TIPS are special because we use a relevant part of the Consumer Price Index to adjust the value of your TIPS due to inflation (or deflation). The interest you get every 6 months is based on your inflation-adjusted principal.
When a TIPS matures, you get the inflation-adjusted principal or the original principal, whichever is larger.
- Treasury reopenings
- See Reopenings
- Trust, trustee, trustor
A trust is a legal entity where one person is in charge of property (such as Treasury marketable securities) with the obligation to use that property for the benefit of someone else.
The person who is in charge of the trust is the trustee. The trustee manages or administers the trust.
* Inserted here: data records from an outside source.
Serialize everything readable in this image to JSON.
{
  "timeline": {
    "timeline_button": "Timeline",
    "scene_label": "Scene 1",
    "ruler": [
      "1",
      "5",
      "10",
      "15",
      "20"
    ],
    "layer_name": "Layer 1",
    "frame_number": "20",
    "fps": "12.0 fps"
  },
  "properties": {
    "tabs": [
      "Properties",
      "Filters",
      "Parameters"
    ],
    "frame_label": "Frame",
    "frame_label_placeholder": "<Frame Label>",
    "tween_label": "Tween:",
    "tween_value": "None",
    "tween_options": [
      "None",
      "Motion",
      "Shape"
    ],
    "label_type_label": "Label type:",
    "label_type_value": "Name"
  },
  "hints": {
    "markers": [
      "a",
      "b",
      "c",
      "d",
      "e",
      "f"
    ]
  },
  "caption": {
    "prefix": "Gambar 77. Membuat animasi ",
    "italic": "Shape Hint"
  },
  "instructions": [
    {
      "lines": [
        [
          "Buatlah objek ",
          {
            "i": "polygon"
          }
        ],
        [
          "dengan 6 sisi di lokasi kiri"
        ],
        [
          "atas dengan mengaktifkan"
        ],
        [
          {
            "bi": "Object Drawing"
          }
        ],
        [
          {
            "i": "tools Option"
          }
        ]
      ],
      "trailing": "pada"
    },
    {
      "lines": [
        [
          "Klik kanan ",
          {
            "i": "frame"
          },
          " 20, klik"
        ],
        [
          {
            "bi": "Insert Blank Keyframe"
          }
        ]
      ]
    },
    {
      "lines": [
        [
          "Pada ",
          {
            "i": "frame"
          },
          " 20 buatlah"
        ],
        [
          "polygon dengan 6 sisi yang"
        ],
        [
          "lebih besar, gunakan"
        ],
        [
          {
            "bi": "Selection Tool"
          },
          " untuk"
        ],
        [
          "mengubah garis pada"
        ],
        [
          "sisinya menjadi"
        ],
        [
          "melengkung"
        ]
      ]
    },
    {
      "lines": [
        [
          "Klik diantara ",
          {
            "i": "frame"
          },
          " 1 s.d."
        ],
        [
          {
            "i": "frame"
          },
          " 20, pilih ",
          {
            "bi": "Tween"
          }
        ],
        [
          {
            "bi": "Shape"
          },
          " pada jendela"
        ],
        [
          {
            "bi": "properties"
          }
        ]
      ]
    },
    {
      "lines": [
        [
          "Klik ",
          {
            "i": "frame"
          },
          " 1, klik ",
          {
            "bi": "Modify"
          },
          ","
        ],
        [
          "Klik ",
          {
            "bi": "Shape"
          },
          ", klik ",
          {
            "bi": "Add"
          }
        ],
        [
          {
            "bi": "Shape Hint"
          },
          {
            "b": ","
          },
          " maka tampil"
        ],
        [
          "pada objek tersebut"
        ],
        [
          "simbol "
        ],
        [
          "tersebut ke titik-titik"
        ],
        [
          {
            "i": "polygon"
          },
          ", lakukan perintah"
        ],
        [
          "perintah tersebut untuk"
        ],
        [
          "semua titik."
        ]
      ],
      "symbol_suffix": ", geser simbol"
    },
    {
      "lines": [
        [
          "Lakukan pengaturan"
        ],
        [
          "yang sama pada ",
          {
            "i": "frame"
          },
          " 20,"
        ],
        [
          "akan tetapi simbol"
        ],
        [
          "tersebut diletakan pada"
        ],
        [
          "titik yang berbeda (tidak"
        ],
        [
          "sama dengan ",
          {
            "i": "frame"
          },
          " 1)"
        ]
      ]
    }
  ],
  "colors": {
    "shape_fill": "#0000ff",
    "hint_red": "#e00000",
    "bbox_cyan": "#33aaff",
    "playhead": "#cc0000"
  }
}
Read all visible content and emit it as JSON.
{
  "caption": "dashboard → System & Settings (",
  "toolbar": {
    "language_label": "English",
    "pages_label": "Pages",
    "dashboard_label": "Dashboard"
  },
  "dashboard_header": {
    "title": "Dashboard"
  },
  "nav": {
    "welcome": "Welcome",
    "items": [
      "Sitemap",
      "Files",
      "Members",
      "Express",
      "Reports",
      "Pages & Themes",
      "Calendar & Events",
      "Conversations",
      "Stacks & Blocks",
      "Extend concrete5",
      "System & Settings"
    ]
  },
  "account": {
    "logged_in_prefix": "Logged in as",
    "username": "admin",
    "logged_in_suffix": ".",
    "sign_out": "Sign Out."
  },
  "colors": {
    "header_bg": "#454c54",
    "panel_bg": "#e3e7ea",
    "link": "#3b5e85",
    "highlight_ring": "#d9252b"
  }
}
The person (or sometimes an institution or organization) that creates the trust is the trustor. Other words for the trustor are maker, donor, grantor, settler.
Trusts are a type of entity that may have an entity account in TreasuryDirect. The trustee opens and manages the entity account for a trust.
- Undelivered payment
When it is time to send you money, we use the information we have from you to send that money to your bank or other financial institution. If the payment does not go through and is returned to us, it becomes an “undelivered payment.” In TreasuryDirect the funds are returned to the C of I within the TreasuryDirect account. For other types of payments, customer service will contact the customer to obtain new banking information to send the funds again
- View rights
You grant View rights to someone for a Treasury marketable security you hold in TreasuryDirect
- Withholding, withholding rate
You may be used to having an employer send some of your income to the IRS so that you are paying some of the tax you will owe before it is due. Your employer is “withholding” money from your pay, sending it in for you, and thus lowering the amount you will need to have on hand to pay your taxes later.
We can help you in the same way: When you will owe tax on the money you earn from your Treasury marketable securities, you can ask us to withhold some of the money and pay it to the IRS on your behalf.
- Yield, yield to maturity
When talking about finances, “yield” means “what you get.” That is similar to the way “yield” is used in farming: This field yields 1,000 bushels of corn.
For Treasury marketable securities, the yield is the annual (yearly) return on your investment.
For details and examples, see Understanding pricing.
- Yield from issue date
Yield from issue date is a percentage expressed as an annual rate that describes the overall increase in the value of your Treasury marketable security. It measures the gain from the time we issued the security.
To get the yield from issue date, we use
- the amount of the initial investment
- what the investment is worth on some later date--today or in the future, and
- the amount of time from when the investment was made to the later date
- Zero-coupon security
- See STRIPS
- Zero-percent certificate of indebtedness (C of I)
A certificate of indebtedness is a special type of security in your TreasuryDirect account. It does not earn interest (thus, zero-percent).
It is a holding place where you put money to pay for Treasury marketable securities and savings bonds.
You can put money in your C of I from your bank account. You can use your C of I as the place for us to put money we owe you when a Treasury marketable security matures.
You can send money from your C of I to your bank account.